yorgo (595005) writes "The International Organization for Standardization (ISO) will soon publish part 4 of a 5 part series of software testing standards. According to the website, “ISO/IEC/IEEE 29119 Software Testing is an internationally agreed set of standards for software testing that can be used within any software development life cycle or organisation.” However, many in the testing community are against it.

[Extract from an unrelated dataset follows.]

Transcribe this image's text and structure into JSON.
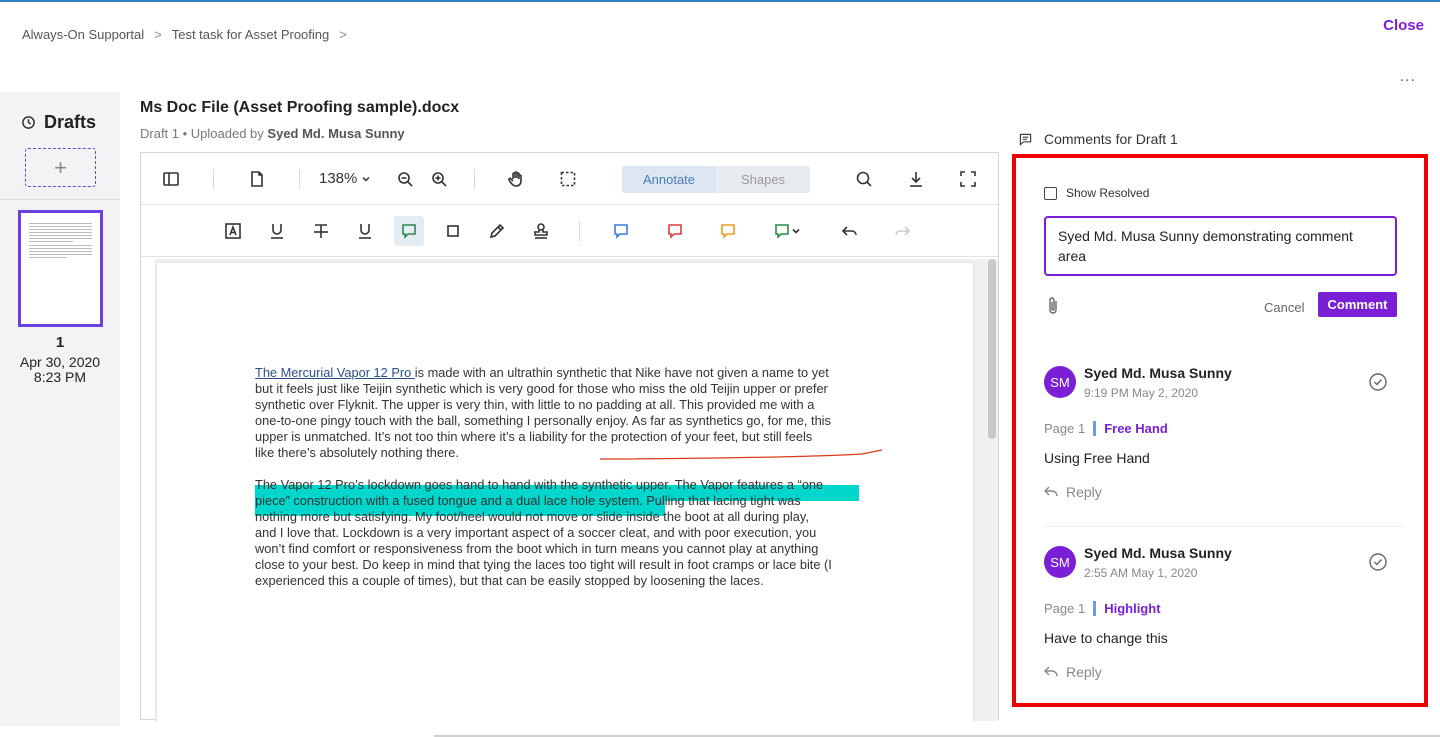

Some wonder how the ISO/IEC/IEEE achieved consensus without their input. James Bach speculates that exclusion helped build consensus. Others, such as Iain McCowatt, argue that something as variable as software testing cannot be standardized, at all. And others believe that the motive behind the standards is not increased quality, but economic benefit, instead. Michael Bolton explains “rent-seeking” as he builds on James Christie’s CAST 2014 presentation, “Standards – promoting quality or restricting competition?”. A comprehensive list of many other arguments, viewpoints, and information has been collected by Huib Schoots. Opponents of ISO 29119 have even started a petition aimed at suspending publication of the standard.
Even so, this might be an losing battle. Gil Zilberfeld thinks that companies will take the path of least resistance and accept ISO 29119.

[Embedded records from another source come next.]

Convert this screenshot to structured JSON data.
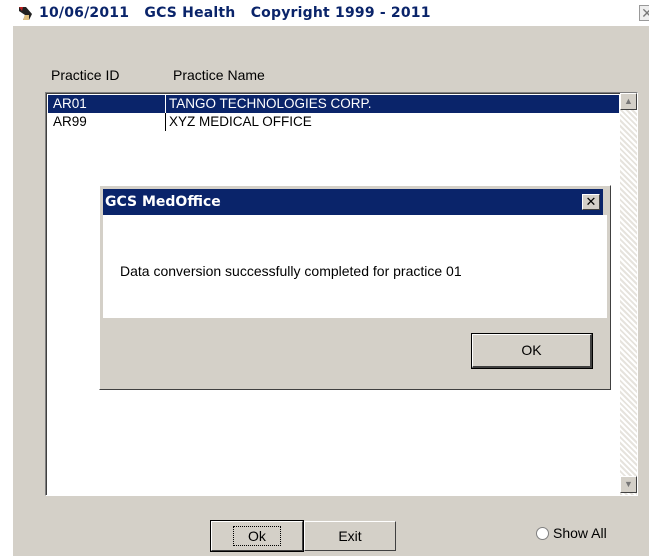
{
  "window": {
    "title": "10/06/2011   GCS Health   Copyright 1999 - 2011",
    "close_glyph": "✕",
    "icon": "app-logo-icon"
  },
  "list": {
    "headers": {
      "id": "Practice ID",
      "name": "Practice Name"
    },
    "rows": [
      {
        "id": "AR01",
        "name": "TANGO TECHNOLOGIES CORP.",
        "selected": true
      },
      {
        "id": "AR99",
        "name": "XYZ MEDICAL OFFICE",
        "selected": false
      }
    ],
    "scroll_up_glyph": "▲",
    "scroll_down_glyph": "▼"
  },
  "dialog": {
    "title": "GCS MedOffice",
    "close_glyph": "✕",
    "message": "Data conversion successfully completed for practice 01",
    "ok_label": "OK"
  },
  "footer": {
    "ok_label": "Ok",
    "exit_label": "Exit",
    "show_all_label": "Show All"
  },
  "colors": {
    "selection": "#0a246a",
    "window_bg": "#d4d0c8"
  }
}
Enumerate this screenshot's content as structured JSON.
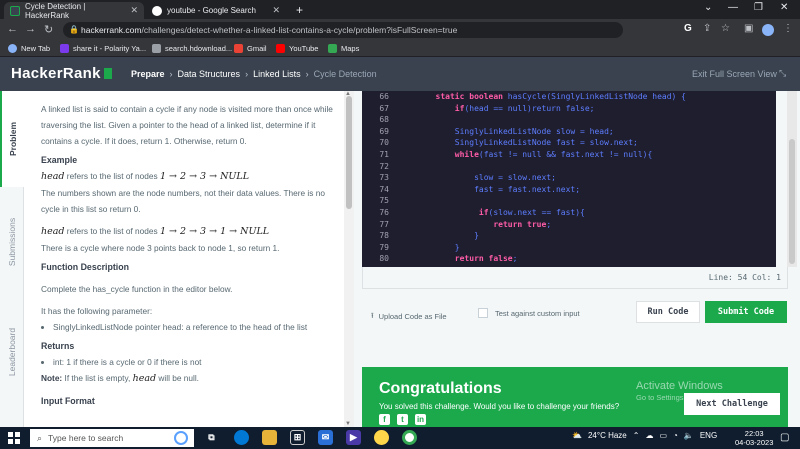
{
  "browser": {
    "tabs": [
      {
        "title": "Cycle Detection | HackerRank",
        "active": true,
        "favicon_color": "#39424e"
      },
      {
        "title": "youtube - Google Search",
        "active": false,
        "favicon_color": "#ffffff"
      }
    ],
    "new_tab": "+",
    "url_host": "hackerrank.com",
    "url_path": "/challenges/detect-whether-a-linked-list-contains-a-cycle/problem?isFullScreen=true",
    "bookmarks": [
      {
        "label": "New Tab",
        "color": "#8ab4f8"
      },
      {
        "label": "share it - Polarity Ya...",
        "color": "#7c3aed"
      },
      {
        "label": "search.hdownload...",
        "color": "#9aa0a6"
      },
      {
        "label": "Gmail",
        "color": "#ea4335"
      },
      {
        "label": "YouTube",
        "color": "#ff0000"
      },
      {
        "label": "Maps",
        "color": "#34a853"
      }
    ]
  },
  "header": {
    "logo": "HackerRank",
    "breadcrumbs": [
      "Prepare",
      "Data Structures",
      "Linked Lists",
      "Cycle Detection"
    ],
    "exit_fullscreen": "Exit Full Screen View"
  },
  "sidebar_tabs": [
    "Problem",
    "Submissions",
    "Leaderboard"
  ],
  "problem": {
    "intro": "A linked list is said to contain a cycle if any node is visited more than once while traversing the list. Given a pointer to the head of a linked list, determine if it contains a cycle. If it does, return 1. Otherwise, return 0.",
    "example_heading": "Example",
    "ex1_var": "head",
    "ex1_text": " refers to the list of nodes ",
    "ex1_math": "1 → 2 → 3 → NULL",
    "ex1_desc": "The numbers shown are the node numbers, not their data values. There is no cycle in this list so return 0.",
    "ex2_var": "head",
    "ex2_text": " refers to the list of nodes ",
    "ex2_math": "1 → 2 → 3 → 1 → NULL",
    "ex2_desc": "There is a cycle where node 3 points back to node 1, so return 1.",
    "function_heading": "Function Description",
    "function_desc": "Complete the has_cycle function in the editor below.",
    "param_intro": "It has the following parameter:",
    "param_item": "SinglyLinkedListNode pointer head: a reference to the head of the list",
    "returns_heading": "Returns",
    "returns_item": "int: 1 if there is a cycle or 0 if there is not",
    "note_label": "Note:",
    "note_text": " If the list is empty, ",
    "note_var": "head",
    "note_end": " will be null.",
    "input_heading": "Input Format"
  },
  "editor": {
    "lines": [
      {
        "n": "66",
        "pre": "        ",
        "kw": "static boolean ",
        "rest": "hasCycle(SinglyLinkedListNode head) {"
      },
      {
        "n": "67",
        "pre": "            ",
        "kw": "if",
        "rest": "(head == null)return false;"
      },
      {
        "n": "68",
        "pre": "",
        "kw": "",
        "rest": ""
      },
      {
        "n": "69",
        "pre": "            ",
        "kw": "",
        "rest": "SinglyLinkedListNode slow = head;"
      },
      {
        "n": "70",
        "pre": "            ",
        "kw": "",
        "rest": "SinglyLinkedListNode fast = slow.next;"
      },
      {
        "n": "71",
        "pre": "            ",
        "kw": "while",
        "rest": "(fast != null && fast.next != null){"
      },
      {
        "n": "72",
        "pre": "",
        "kw": "",
        "rest": ""
      },
      {
        "n": "73",
        "pre": "                ",
        "kw": "",
        "rest": "slow = slow.next;"
      },
      {
        "n": "74",
        "pre": "                ",
        "kw": "",
        "rest": "fast = fast.next.next;"
      },
      {
        "n": "75",
        "pre": "",
        "kw": "",
        "rest": ""
      },
      {
        "n": "76",
        "pre": "                 ",
        "kw": "if",
        "rest": "(slow.next == fast){"
      },
      {
        "n": "77",
        "pre": "                    ",
        "kw": "return true",
        "rest": ";"
      },
      {
        "n": "78",
        "pre": "                }",
        "kw": "",
        "rest": ""
      },
      {
        "n": "79",
        "pre": "            }",
        "kw": "",
        "rest": ""
      },
      {
        "n": "80",
        "pre": "            ",
        "kw": "return false",
        "rest": ";"
      }
    ],
    "status": "Line: 54 Col: 1"
  },
  "actions": {
    "upload": "Upload Code as File",
    "custom_input": "Test against custom input",
    "run": "Run Code",
    "submit": "Submit Code"
  },
  "congrats": {
    "title": "Congratulations",
    "message": "You solved this challenge. Would you like to challenge your friends?",
    "next": "Next Challenge"
  },
  "watermark": {
    "line1": "Activate Windows",
    "line2": "Go to Settings to activate Windows."
  },
  "taskbar": {
    "search_placeholder": "Type here to search",
    "weather": "24°C  Haze",
    "lang": "ENG",
    "time": "22:03",
    "date": "04-03-2023"
  },
  "colors": {
    "accent": "#1ba94c",
    "header": "#39424e",
    "editor_bg": "#1e1e2e"
  }
}
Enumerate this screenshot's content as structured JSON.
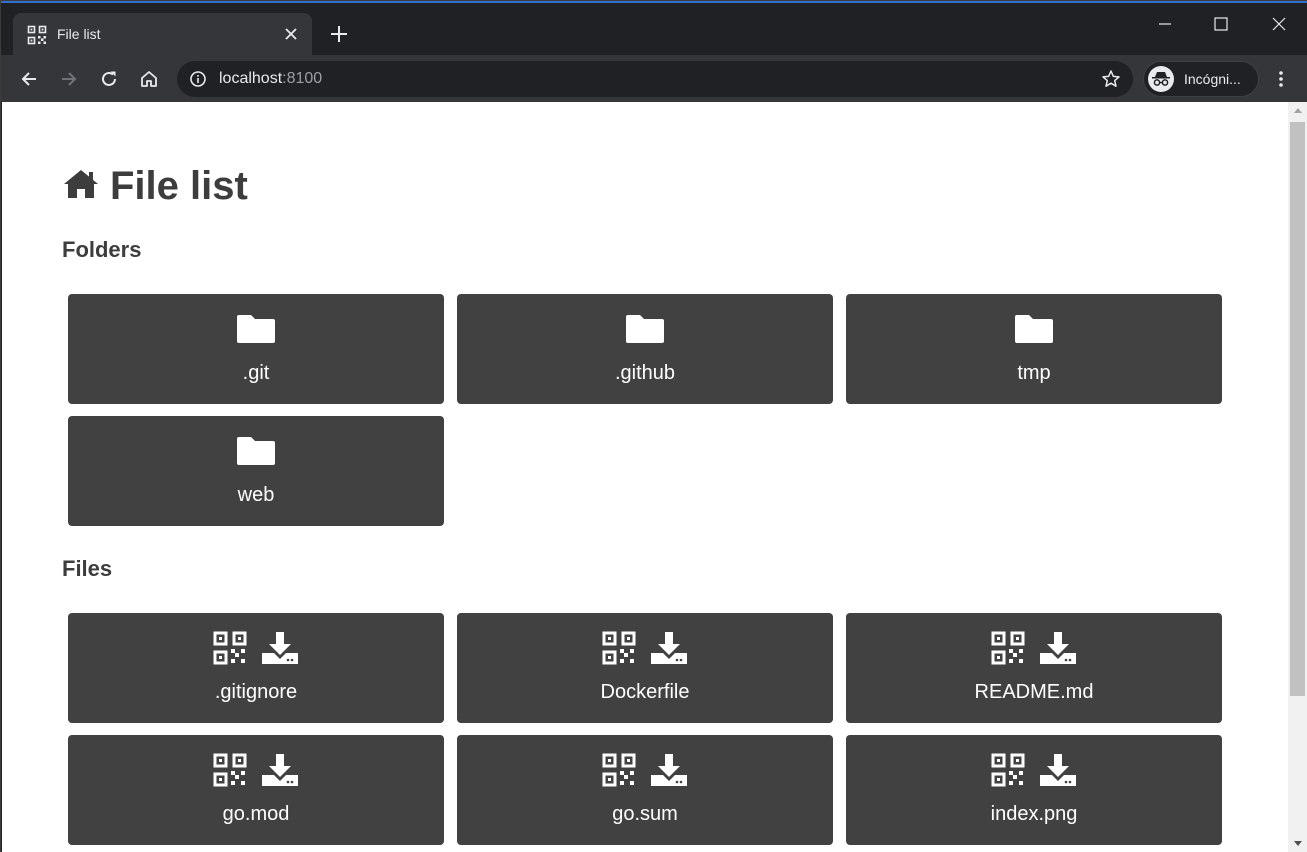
{
  "browser": {
    "tab_title": "File list",
    "url_host": "localhost",
    "url_port": ":8100",
    "profile_label": "Incógni..."
  },
  "page": {
    "title": "File list",
    "folders_heading": "Folders",
    "files_heading": "Files",
    "folders": [
      {
        "name": ".git"
      },
      {
        "name": ".github"
      },
      {
        "name": "tmp"
      },
      {
        "name": "web"
      }
    ],
    "files": [
      {
        "name": ".gitignore"
      },
      {
        "name": "Dockerfile"
      },
      {
        "name": "README.md"
      },
      {
        "name": "go.mod"
      },
      {
        "name": "go.sum"
      },
      {
        "name": "index.png"
      }
    ]
  },
  "colors": {
    "card_bg": "#414141",
    "heading": "#3d3d3d",
    "browser_frame": "#202124",
    "toolbar": "#35363a"
  },
  "icons": {
    "folder": "folder-icon",
    "qr": "qr-code-icon",
    "download": "download-icon",
    "home": "home-icon"
  }
}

So, where do you stand? What constitutes a consensus? Can a standard be honored without consensus? Can an inherently sapient activity, such as testing, be standardized, at all? What is the real purpose of a standard? Will companies acquiesce and adopt the standard without question?" top
Ask Slashdot: Nobody Puts Baby Monitor in a Corner
yorgo (595005) writes "Baby 1 is nearly 2, and baby 2 is nearly due. Unfortunately, our baby monitor has monitored its last baby. We had a Best View by Summer Infant that we received as a baby-shower gift. Now we’d like to upgrade. The primary feature we’d like to get is WiFi remote viewing. Therefore, we’ve also expanded our search to include webcams not specifically designed/sold as “baby monitors”. Hopefully, we can use the solution as a nanny and home-security cam in the future. I’ve seen a lot of cool features, but not all together in one product that meets my requirements. The new monitor must have WiFi remote viewing that is accessible (for free!) via smartphones and tablet devices, at least 1-way audio, night-vision, and pan/tilt/zoom. It would also be nice to have alternate connectivity options (such as Bluetooth — for local viewing in case our WiFi connection goes down), 2-way audio, temperature/humidity monitoring, and the ability to view multiple cameras/feeds. I’m not too concerned with lag, video recording, or the ability to play lullabies. Thus far, I’ve researched about 15 different options, but wanted to ask the Slashdotters for their opinion, as well. Any thoughts on baby monitors?"